Alyssa Marie Michalke arrived at Texas A&M University in the fall of 2012, shy and quiet, she says. Now she's set to lead one of the university’s most storied campus organizations.
Texas A&M’s Corps of Cadets announced last week that Michalke, 20, had been selected as its next commander — the first woman to assume the role in A&M’s 139-year history. Michalke will begin leading the corps, a student military organization, in May. Often called the “Keepers of the Spirit,” the corps is deeply woven into campus history and lore. Former Texas Gov. Rick Perry was a cadet.
The corps first allowed women to join in 1974, and more than 300 are now among the roughly 2,400 members.

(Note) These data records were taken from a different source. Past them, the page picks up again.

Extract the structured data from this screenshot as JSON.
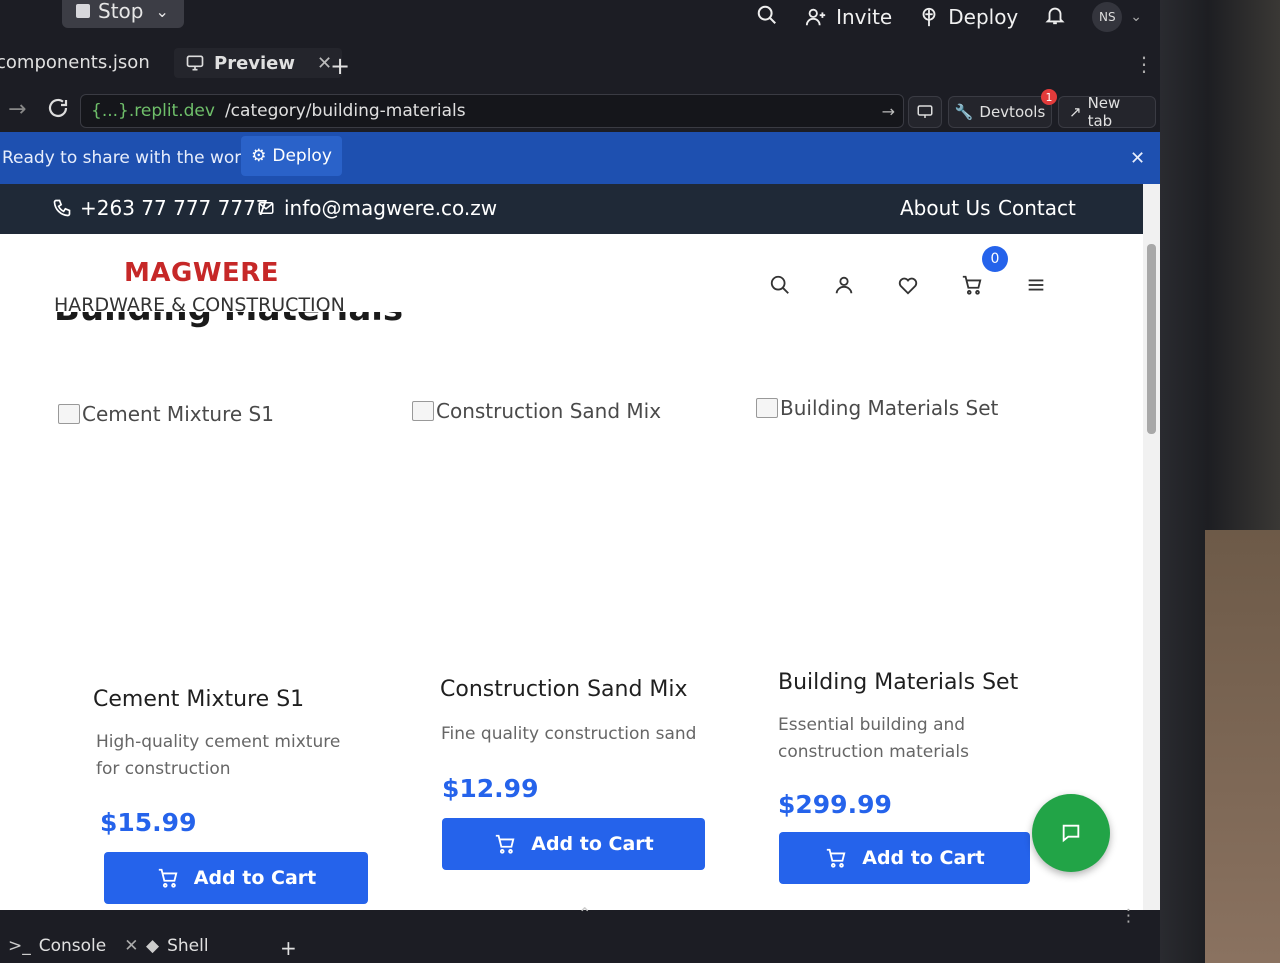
{
  "header": {
    "stop_label": "Stop",
    "invite_label": "Invite",
    "deploy_label": "Deploy",
    "avatar_initials": "NS"
  },
  "tabs": {
    "file_tab": "components.json",
    "preview_tab": "Preview"
  },
  "browser": {
    "domain": "{...}.replit.dev",
    "path": "/category/building-materials",
    "devtools_label": "Devtools",
    "devtools_count": "1",
    "newtab_label": "New tab"
  },
  "banner": {
    "text": "Ready to share with the world?",
    "deploy_label": "Deploy"
  },
  "site": {
    "phone": "+263 77 777 7777",
    "email": "info@magwere.co.zw",
    "nav": [
      "About Us",
      "Contact"
    ],
    "brand_name": "MAGWERE",
    "brand_tagline": "HARDWARE & CONSTRUCTION",
    "cart_count": "0",
    "page_heading": "Building Materials",
    "brand_color": "#c62828",
    "accent_color": "#2563eb"
  },
  "products": [
    {
      "alt": "Cement Mixture S1",
      "name": "Cement Mixture S1",
      "desc": "High-quality cement mixture for construction",
      "price": "$15.99",
      "button": "Add to Cart"
    },
    {
      "alt": "Construction Sand Mix",
      "name": "Construction Sand Mix",
      "desc": "Fine quality construction sand",
      "price": "$12.99",
      "button": "Add to Cart"
    },
    {
      "alt": "Building Materials Set",
      "name": "Building Materials Set",
      "desc": "Essential building and construction materials",
      "price": "$299.99",
      "button": "Add to Cart"
    }
  ],
  "bottom": {
    "console_label": "Console",
    "shell_label": "Shell"
  }
}
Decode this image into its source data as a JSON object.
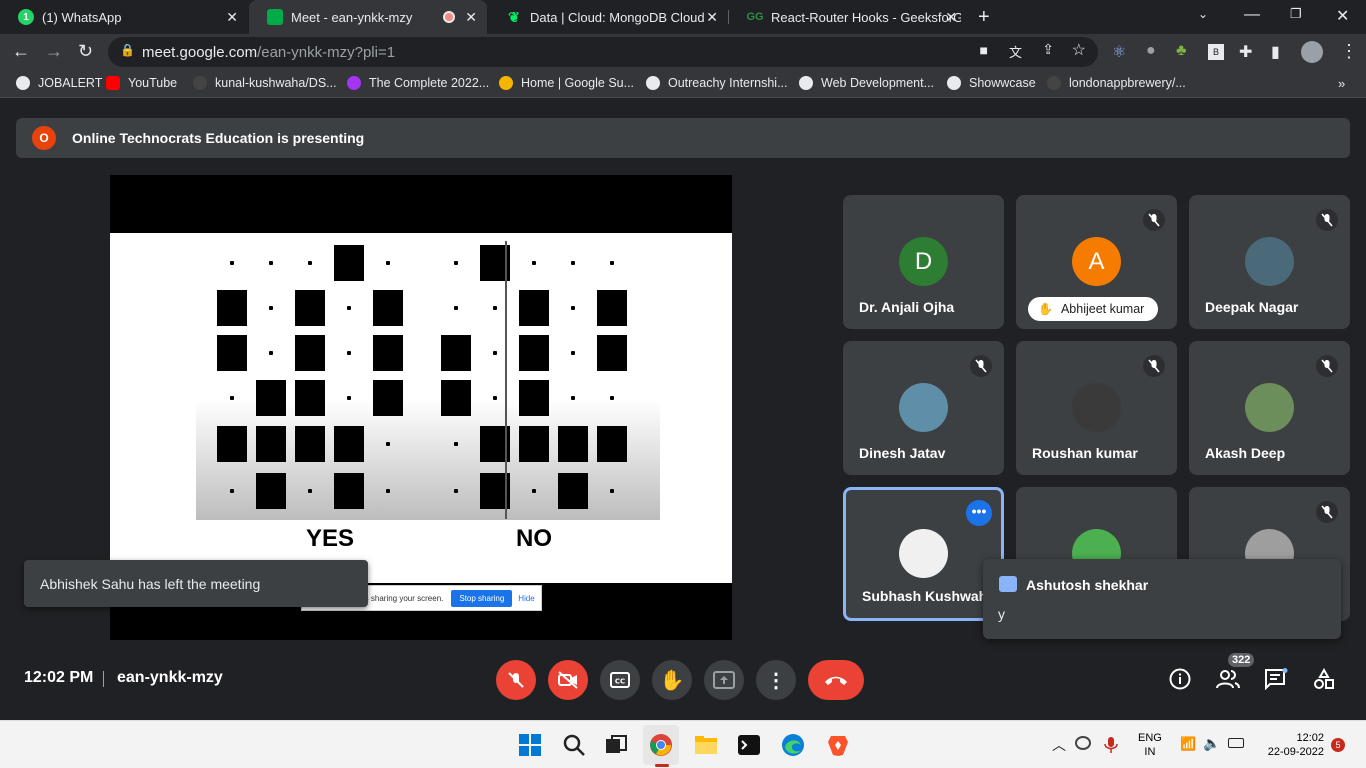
{
  "browser": {
    "tabs": [
      {
        "title": "(1) WhatsApp",
        "favicon": "whatsapp-icon",
        "color": "#25d366"
      },
      {
        "title": "Meet - ean-ynkk-mzy",
        "favicon": "meet-icon",
        "color": "#00ac47",
        "active": true
      },
      {
        "title": "Data | Cloud: MongoDB Cloud",
        "favicon": "mongodb-icon",
        "color": "#00ed64"
      },
      {
        "title": "React-Router Hooks - GeeksforG",
        "favicon": "gfg-icon",
        "color": "#2f8d46"
      }
    ],
    "url_host": "meet.google.com",
    "url_path": "/ean-ynkk-mzy?pli=1",
    "bookmarks": [
      {
        "label": "JOBALERT",
        "color": "#ffffff"
      },
      {
        "label": "YouTube",
        "color": "#ff0000"
      },
      {
        "label": "kunal-kushwaha/DS...",
        "color": "#222222"
      },
      {
        "label": "The Complete 2022...",
        "color": "#a435f0"
      },
      {
        "label": "Home | Google Su...",
        "color": "#f4b400"
      },
      {
        "label": "Outreachy Internshi...",
        "color": "#ffffff"
      },
      {
        "label": "Web Development...",
        "color": "#ffffff"
      },
      {
        "label": "Showwcase",
        "color": "#ffffff"
      },
      {
        "label": "londonappbrewery/...",
        "color": "#222222"
      }
    ]
  },
  "meet": {
    "banner_icon_letter": "O",
    "banner_text": "Online Technocrats Education is presenting",
    "slide": {
      "yes_label": "YES",
      "no_label": "NO"
    },
    "share_bar": {
      "text": "m is sharing your screen.",
      "stop_label": "Stop sharing",
      "hide_label": "Hide"
    },
    "toast": "Abhishek Sahu has left the meeting",
    "participants": [
      {
        "name": "Dr. Anjali Ojha",
        "initial": "D",
        "avatar_color": "#2d7d32",
        "muted": false
      },
      {
        "name": "Abhijeet kumar",
        "initial": "A",
        "avatar_color": "#f57c00",
        "muted": true,
        "hand_raised": true
      },
      {
        "name": "Deepak Nagar",
        "initial": "",
        "avatar_color": "#4a6a7a",
        "muted": true
      },
      {
        "name": "Dinesh Jatav",
        "initial": "",
        "avatar_color": "#5f8fa8",
        "muted": true
      },
      {
        "name": "Roushan kumar",
        "initial": "",
        "avatar_color": "#3a3a3a",
        "muted": true
      },
      {
        "name": "Akash Deep",
        "initial": "",
        "avatar_color": "#6b8e5a",
        "muted": true
      },
      {
        "name": "Subhash Kushwaha",
        "initial": "",
        "avatar_color": "#f0f0f0",
        "muted": false,
        "selected": true
      },
      {
        "name": "",
        "initial": "",
        "avatar_color": "#4caf50",
        "muted": false
      },
      {
        "name": "",
        "initial": "",
        "avatar_color": "#9e9e9e",
        "muted": true
      }
    ],
    "chat": {
      "sender": "Ashutosh shekhar",
      "message": "y"
    },
    "time": "12:02 PM",
    "meeting_code": "ean-ynkk-mzy",
    "people_count": "322"
  },
  "taskbar": {
    "lang_line1": "ENG",
    "lang_line2": "IN",
    "time": "12:02",
    "date": "22-09-2022",
    "notifications": "5"
  }
}
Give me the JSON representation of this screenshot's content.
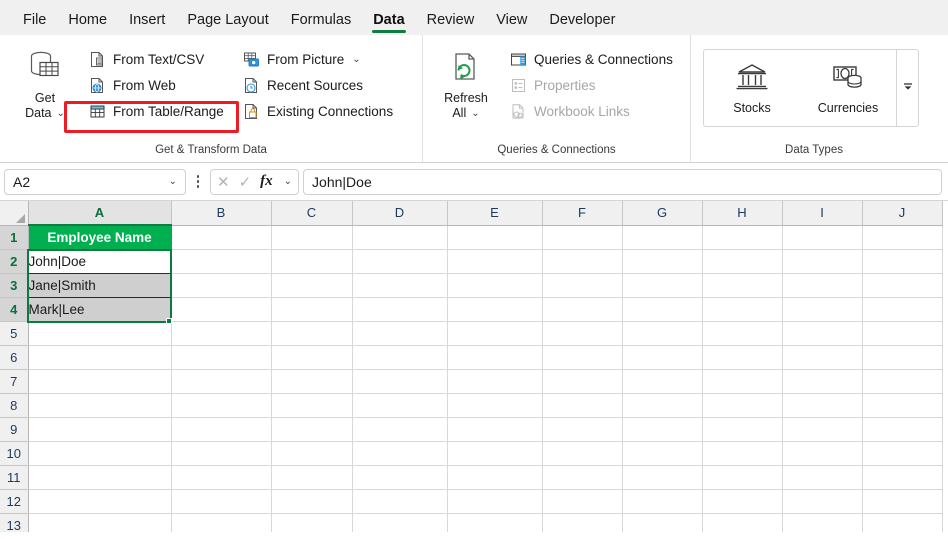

“It’s a great honor and a great privilege,” said Michalke, a junior from Schulenburg, Texas, who's majoring in ocean and civil engineering. “There’s been so many well-qualified cadets that have come before me. It’s just an honor to be mentioned in the same sentence as these remarkable young men and women.”
Michalke, who comes from a family of Aggies, joined the corps her freshman year, and brought with her an impressive list of accomplishments from high school including participation in multiple sports, the National Honor Society and yearbook, along with holding a part-time job.
“I like being challenged, as far as time management, and just pushing myself to the limit on a daily basis,” Michalke said.
Since the announcement, Michalke said she has received congratulations from A&M alumni, former cadets and university regents.
"I’m certain our next president will look to her for advice and counsel in the same manner I relied on [the current commander]," said Texas A&M Interim President Mark Hussey, who exercised final approval of Michalke's selection.
Michalke said she joined the corps because she wanted leadership experience before graduating and pursuing a career in offshore oil production.
“It takes a hard work ethic, a lot of time and effort to do well in the corps. We’re students, but we’re also cadets,” Michalke said.
Michalke said that while she was shy when she was a freshman, she is glad she got out of her comfort zone.
“The one thing I would always want to inspire, both young women and young men, is to go out and get outside their comfort zones,” Michalke said. “That’s when you’re going to develop the most and become a better person.”
Disclosure: Texas A&M University is a corporate sponsor of The Texas Tribune. A complete list of Tribune donors and sponsors can be viewed here.